• [WORK TO BE COMPLETED] Every entry here should be copied exactly.

• [EXERCISE MATERIALS]
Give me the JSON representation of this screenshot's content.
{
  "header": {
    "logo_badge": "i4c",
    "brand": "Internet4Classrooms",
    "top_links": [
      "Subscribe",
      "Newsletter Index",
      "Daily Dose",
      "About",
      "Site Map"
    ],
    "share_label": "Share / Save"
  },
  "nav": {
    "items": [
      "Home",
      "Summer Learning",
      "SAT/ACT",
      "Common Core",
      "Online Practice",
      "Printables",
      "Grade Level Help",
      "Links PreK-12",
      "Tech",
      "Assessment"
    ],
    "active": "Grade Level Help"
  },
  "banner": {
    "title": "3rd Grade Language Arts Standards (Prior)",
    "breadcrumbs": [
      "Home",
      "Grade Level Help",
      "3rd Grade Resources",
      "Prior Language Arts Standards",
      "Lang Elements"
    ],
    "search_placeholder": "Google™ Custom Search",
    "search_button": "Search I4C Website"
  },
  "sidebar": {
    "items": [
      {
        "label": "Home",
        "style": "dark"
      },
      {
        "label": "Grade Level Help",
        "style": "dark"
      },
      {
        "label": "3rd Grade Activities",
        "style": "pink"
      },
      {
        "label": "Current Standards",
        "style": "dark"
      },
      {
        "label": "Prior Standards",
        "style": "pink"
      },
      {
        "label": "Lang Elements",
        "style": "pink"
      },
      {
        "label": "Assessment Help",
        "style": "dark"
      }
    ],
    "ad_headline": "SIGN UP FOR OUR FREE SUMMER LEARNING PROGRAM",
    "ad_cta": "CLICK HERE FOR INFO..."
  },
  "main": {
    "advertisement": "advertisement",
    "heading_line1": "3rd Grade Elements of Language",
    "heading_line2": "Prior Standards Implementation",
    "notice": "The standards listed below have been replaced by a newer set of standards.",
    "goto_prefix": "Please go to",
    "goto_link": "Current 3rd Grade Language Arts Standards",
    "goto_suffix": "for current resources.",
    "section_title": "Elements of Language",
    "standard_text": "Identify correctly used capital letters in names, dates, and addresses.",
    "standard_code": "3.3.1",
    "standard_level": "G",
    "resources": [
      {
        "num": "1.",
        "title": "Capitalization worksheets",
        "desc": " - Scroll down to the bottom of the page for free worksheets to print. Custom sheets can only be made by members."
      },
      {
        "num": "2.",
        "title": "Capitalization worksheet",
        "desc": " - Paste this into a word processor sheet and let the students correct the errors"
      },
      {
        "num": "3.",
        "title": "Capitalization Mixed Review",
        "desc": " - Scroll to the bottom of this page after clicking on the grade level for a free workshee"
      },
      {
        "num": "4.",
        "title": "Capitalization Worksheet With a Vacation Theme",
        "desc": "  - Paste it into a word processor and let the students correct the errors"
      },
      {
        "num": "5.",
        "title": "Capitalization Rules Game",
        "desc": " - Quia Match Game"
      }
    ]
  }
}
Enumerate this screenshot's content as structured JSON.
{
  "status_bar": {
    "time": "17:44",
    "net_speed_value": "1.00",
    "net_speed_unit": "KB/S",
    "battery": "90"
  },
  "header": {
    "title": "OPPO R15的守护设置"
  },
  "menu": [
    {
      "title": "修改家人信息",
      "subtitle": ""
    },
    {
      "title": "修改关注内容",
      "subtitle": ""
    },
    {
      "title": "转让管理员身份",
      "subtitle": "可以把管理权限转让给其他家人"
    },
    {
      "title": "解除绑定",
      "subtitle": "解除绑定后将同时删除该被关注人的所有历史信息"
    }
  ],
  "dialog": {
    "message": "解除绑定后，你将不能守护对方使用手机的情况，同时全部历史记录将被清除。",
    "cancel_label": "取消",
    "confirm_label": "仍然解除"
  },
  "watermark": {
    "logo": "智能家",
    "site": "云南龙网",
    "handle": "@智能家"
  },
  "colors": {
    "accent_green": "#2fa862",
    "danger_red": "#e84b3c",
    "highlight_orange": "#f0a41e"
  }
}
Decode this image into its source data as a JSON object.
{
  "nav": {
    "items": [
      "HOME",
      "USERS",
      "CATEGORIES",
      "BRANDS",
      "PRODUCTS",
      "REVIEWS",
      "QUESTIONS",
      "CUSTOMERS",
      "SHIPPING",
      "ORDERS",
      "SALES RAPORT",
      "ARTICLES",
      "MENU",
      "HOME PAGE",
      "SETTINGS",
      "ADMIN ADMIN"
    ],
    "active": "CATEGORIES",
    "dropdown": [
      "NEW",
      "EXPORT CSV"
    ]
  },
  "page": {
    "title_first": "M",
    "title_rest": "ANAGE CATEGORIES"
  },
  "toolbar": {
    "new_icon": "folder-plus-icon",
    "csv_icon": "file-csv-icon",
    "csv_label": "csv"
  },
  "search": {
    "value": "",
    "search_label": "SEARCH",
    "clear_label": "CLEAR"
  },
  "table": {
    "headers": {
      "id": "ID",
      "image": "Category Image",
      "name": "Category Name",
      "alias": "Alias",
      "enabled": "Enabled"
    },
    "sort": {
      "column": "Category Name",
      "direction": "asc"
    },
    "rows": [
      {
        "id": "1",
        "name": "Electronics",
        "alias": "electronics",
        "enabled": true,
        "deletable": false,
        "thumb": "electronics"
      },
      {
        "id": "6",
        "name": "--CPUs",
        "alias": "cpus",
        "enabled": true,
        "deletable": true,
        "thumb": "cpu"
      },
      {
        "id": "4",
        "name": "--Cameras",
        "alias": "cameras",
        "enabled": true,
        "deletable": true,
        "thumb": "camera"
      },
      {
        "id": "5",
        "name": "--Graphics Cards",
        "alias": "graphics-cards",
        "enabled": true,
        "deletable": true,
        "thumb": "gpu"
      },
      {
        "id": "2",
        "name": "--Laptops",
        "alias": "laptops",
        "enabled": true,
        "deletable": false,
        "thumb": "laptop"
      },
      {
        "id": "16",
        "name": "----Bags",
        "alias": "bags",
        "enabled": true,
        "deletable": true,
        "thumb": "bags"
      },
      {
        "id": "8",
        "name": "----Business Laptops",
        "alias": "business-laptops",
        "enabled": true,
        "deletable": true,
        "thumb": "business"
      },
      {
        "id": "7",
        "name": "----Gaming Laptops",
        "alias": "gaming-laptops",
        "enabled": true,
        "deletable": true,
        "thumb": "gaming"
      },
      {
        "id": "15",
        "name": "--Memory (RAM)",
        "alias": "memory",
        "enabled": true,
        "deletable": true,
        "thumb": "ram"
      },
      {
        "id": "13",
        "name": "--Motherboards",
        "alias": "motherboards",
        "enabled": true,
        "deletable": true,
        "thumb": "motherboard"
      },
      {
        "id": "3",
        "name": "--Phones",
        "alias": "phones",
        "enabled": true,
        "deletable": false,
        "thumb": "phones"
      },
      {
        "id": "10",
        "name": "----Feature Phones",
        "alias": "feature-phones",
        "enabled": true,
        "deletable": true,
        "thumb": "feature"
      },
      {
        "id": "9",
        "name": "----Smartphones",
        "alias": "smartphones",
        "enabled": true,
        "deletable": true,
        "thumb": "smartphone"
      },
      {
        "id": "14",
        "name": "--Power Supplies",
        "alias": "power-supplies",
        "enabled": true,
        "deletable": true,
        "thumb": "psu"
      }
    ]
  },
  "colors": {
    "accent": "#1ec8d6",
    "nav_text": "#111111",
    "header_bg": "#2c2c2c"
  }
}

• [EXERCISE ANSWER]
Give me the JSON representation of this screenshot's content.
{
  "header": {
    "logo_badge": "i4c",
    "brand": "Internet4Classrooms",
    "top_links": [
      "Subscribe",
      "Newsletter Index",
      "Daily Dose",
      "About",
      "Site Map"
    ],
    "share_label": "Share / Save"
  },
  "nav": {
    "items": [
      "Home",
      "Summer Learning",
      "SAT/ACT",
      "Common Core",
      "Online Practice",
      "Printables",
      "Grade Level Help",
      "Links PreK-12",
      "Tech",
      "Assessment"
    ],
    "active": "Grade Level Help"
  },
  "banner": {
    "title": "3rd Grade Language Arts Standards (Prior)",
    "breadcrumbs": [
      "Home",
      "Grade Level Help",
      "3rd Grade Resources",
      "Prior Language Arts Standards",
      "Lang Elements"
    ],
    "search_placeholder": "Google™ Custom Search",
    "search_button": "Search I4C Website"
  },
  "sidebar": {
    "items": [
      {
        "label": "Home",
        "style": "dark"
      },
      {
        "label": "Grade Level Help",
        "style": "dark"
      },
      {
        "label": "3rd Grade Activities",
        "style": "pink"
      },
      {
        "label": "Current Standards",
        "style": "dark"
      },
      {
        "label": "Prior Standards",
        "style": "pink"
      },
      {
        "label": "Lang Elements",
        "style": "pink"
      },
      {
        "label": "Assessment Help",
        "style": "dark"
      }
    ],
    "ad_headline": "SIGN UP FOR OUR FREE SUMMER LEARNING PROGRAM",
    "ad_cta": "CLICK HERE FOR INFO..."
  },
  "main": {
    "advertisement": "advertisement",
    "heading_line1": "3rd Grade Elements of Language",
    "heading_line2": "Prior Standards Implementation",
    "notice": "The standards listed below have been replaced by a newer set of standards.",
    "goto_prefix": "Please go to",
    "goto_link": "Current 3rd Grade Language Arts Standards",
    "goto_suffix": "for current resources.",
    "section_title": "Elements of Language",
    "standard_text": "Identify correctly used capital letters in names, dates, and addresses.",
    "standard_code": "3.3.1",
    "standard_level": "G",
    "resources": [
      {
        "num": "1.",
        "title": "Capitalization worksheets",
        "desc": " - Scroll down to the bottom of the page for free worksheets to print. Custom sheets can only be made by members."
      },
      {
        "num": "2.",
        "title": "Capitalization worksheet",
        "desc": " - Paste this into a word processor sheet and let the students correct the errors"
      },
      {
        "num": "3.",
        "title": "Capitalization Mixed Review",
        "desc": " - Scroll to the bottom of this page after clicking on the grade level for a free workshee"
      },
      {
        "num": "4.",
        "title": "Capitalization Worksheet With a Vacation Theme",
        "desc": "  - Paste it into a word processor and let the students correct the errors"
      },
      {
        "num": "5.",
        "title": "Capitalization Rules Game",
        "desc": " - Quia Match Game"
      }
    ]
  }
}
Enumerate this screenshot's content as structured JSON.
{
  "status_bar": {
    "time": "17:44",
    "net_speed_value": "1.00",
    "net_speed_unit": "KB/S",
    "battery": "90"
  },
  "header": {
    "title": "OPPO R15的守护设置"
  },
  "menu": [
    {
      "title": "修改家人信息",
      "subtitle": ""
    },
    {
      "title": "修改关注内容",
      "subtitle": ""
    },
    {
      "title": "转让管理员身份",
      "subtitle": "可以把管理权限转让给其他家人"
    },
    {
      "title": "解除绑定",
      "subtitle": "解除绑定后将同时删除该被关注人的所有历史信息"
    }
  ],
  "dialog": {
    "message": "解除绑定后，你将不能守护对方使用手机的情况，同时全部历史记录将被清除。",
    "cancel_label": "取消",
    "confirm_label": "仍然解除"
  },
  "watermark": {
    "logo": "智能家",
    "site": "云南龙网",
    "handle": "@智能家"
  },
  "colors": {
    "accent_green": "#2fa862",
    "danger_red": "#e84b3c",
    "highlight_orange": "#f0a41e"
  }
}
Decode this image into its source data as a JSON object.
{
  "nav": {
    "items": [
      "HOME",
      "USERS",
      "CATEGORIES",
      "BRANDS",
      "PRODUCTS",
      "REVIEWS",
      "QUESTIONS",
      "CUSTOMERS",
      "SHIPPING",
      "ORDERS",
      "SALES RAPORT",
      "ARTICLES",
      "MENU",
      "HOME PAGE",
      "SETTINGS",
      "ADMIN ADMIN"
    ],
    "active": "CATEGORIES",
    "dropdown": [
      "NEW",
      "EXPORT CSV"
    ]
  },
  "page": {
    "title_first": "M",
    "title_rest": "ANAGE CATEGORIES"
  },
  "toolbar": {
    "new_icon": "folder-plus-icon",
    "csv_icon": "file-csv-icon",
    "csv_label": "csv"
  },
  "search": {
    "value": "",
    "search_label": "SEARCH",
    "clear_label": "CLEAR"
  },
  "table": {
    "headers": {
      "id": "ID",
      "image": "Category Image",
      "name": "Category Name",
      "alias": "Alias",
      "enabled": "Enabled"
    },
    "sort": {
      "column": "Category Name",
      "direction": "asc"
    },
    "rows": [
      {
        "id": "1",
        "name": "Electronics",
        "alias": "electronics",
        "enabled": true,
        "deletable": false,
        "thumb": "electronics"
      },
      {
        "id": "6",
        "name": "--CPUs",
        "alias": "cpus",
        "enabled": true,
        "deletable": true,
        "thumb": "cpu"
      },
      {
        "id": "4",
        "name": "--Cameras",
        "alias": "cameras",
        "enabled": true,
        "deletable": true,
        "thumb": "camera"
      },
      {
        "id": "5",
        "name": "--Graphics Cards",
        "alias": "graphics-cards",
        "enabled": true,
        "deletable": true,
        "thumb": "gpu"
      },
      {
        "id": "2",
        "name": "--Laptops",
        "alias": "laptops",
        "enabled": true,
        "deletable": false,
        "thumb": "laptop"
      },
      {
        "id": "16",
        "name": "----Bags",
        "alias": "bags",
        "enabled": true,
        "deletable": true,
        "thumb": "bags"
      },
      {
        "id": "8",
        "name": "----Business Laptops",
        "alias": "business-laptops",
        "enabled": true,
        "deletable": true,
        "thumb": "business"
      },
      {
        "id": "7",
        "name": "----Gaming Laptops",
        "alias": "gaming-laptops",
        "enabled": true,
        "deletable": true,
        "thumb": "gaming"
      },
      {
        "id": "15",
        "name": "--Memory (RAM)",
        "alias": "memory",
        "enabled": true,
        "deletable": true,
        "thumb": "ram"
      },
      {
        "id": "13",
        "name": "--Motherboards",
        "alias": "motherboards",
        "enabled": true,
        "deletable": true,
        "thumb": "motherboard"
      },
      {
        "id": "3",
        "name": "--Phones",
        "alias": "phones",
        "enabled": true,
        "deletable": false,
        "thumb": "phones"
      },
      {
        "id": "10",
        "name": "----Feature Phones",
        "alias": "feature-phones",
        "enabled": true,
        "deletable": true,
        "thumb": "feature"
      },
      {
        "id": "9",
        "name": "----Smartphones",
        "alias": "smartphones",
        "enabled": true,
        "deletable": true,
        "thumb": "smartphone"
      },
      {
        "id": "14",
        "name": "--Power Supplies",
        "alias": "power-supplies",
        "enabled": true,
        "deletable": true,
        "thumb": "psu"
      }
    ]
  },
  "colors": {
    "accent": "#1ec8d6",
    "nav_text": "#111111",
    "header_bg": "#2c2c2c"
  }
}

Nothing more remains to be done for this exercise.